Southwest aftermath: Ryanair says all engines comply with rules

Company has inspected 70 aircraft and found all meet requirements

A Ryanair Boeing 737 aircraft. Photograph: Gleb Garanich/Reuters

A Ryanair Boeing 737 aircraft. Photograph: Gleb Garanich/Reuters

 

Ryanair has confirmed that all 70 of its aircraft with the same engine as the Southwest Airlines flight that recently suffered from disastrous engine failure have been inspected and are in full compliance with safety requirements.

On Tuesday Southwest Airlines flight 1380 made an emergency landing on the back of an engine failure. The engine in question, a CFM56-7B developed by GE Aviation and Safran Aircraft Engines, is one of the most common in the industry with around 30,000 produced since 1980.

Checks or actions

“If any further checks or actions are required following the incident in the USA then these will be promptly and fully complied with, as is our policy,” a Ryanair spokesman told The Irish Times.

He said that that inspections had found full compliance with engine-maker CFM’s directives and those of the European Aviation Safety Agency (EASA).

Separately, the company is due to take delivery of a new Boeing 737-700 this evening in a direct eight-hour flight from Seattle.

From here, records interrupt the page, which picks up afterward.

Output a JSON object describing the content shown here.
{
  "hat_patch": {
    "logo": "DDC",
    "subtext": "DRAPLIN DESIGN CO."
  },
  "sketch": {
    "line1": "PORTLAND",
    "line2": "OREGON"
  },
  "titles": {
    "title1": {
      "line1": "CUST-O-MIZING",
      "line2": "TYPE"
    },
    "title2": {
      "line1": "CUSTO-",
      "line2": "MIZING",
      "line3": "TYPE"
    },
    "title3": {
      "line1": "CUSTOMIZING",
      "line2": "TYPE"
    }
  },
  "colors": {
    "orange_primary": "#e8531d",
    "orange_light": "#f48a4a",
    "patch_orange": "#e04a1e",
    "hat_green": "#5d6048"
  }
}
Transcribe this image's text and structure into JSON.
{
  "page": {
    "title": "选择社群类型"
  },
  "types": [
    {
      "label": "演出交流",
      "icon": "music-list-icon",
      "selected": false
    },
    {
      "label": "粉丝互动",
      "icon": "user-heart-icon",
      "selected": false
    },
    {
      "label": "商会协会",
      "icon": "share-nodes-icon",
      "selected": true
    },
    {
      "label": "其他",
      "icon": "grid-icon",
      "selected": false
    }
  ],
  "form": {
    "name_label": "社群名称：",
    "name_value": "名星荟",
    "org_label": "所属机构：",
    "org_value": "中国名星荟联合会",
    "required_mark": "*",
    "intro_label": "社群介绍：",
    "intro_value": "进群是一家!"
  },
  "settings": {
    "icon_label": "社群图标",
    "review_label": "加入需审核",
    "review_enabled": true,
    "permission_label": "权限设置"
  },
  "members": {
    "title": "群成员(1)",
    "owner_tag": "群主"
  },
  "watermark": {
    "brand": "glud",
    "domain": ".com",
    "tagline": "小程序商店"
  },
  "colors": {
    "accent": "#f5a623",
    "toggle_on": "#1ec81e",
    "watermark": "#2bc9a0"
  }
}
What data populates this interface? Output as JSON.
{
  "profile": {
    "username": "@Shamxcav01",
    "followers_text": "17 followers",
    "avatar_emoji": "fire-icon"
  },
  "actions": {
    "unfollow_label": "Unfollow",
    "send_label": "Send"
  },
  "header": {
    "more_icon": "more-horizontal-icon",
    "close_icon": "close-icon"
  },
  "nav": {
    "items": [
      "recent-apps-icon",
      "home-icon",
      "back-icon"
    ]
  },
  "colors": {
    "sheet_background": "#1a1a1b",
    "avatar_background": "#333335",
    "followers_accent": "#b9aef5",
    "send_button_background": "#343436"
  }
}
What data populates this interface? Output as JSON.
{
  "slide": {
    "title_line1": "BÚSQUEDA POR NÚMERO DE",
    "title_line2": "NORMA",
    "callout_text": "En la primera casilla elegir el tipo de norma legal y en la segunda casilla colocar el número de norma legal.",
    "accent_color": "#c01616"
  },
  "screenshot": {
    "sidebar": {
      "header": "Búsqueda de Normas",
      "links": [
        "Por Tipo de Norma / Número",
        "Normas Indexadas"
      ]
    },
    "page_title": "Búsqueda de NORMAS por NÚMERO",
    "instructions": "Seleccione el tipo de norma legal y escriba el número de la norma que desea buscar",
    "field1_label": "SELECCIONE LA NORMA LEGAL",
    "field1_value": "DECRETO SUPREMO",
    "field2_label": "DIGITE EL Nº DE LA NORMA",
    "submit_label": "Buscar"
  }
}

This is one of 30 aircraft being delivered this year as the budget airline plans for traffic to increase to 200 million customers annually by 2024.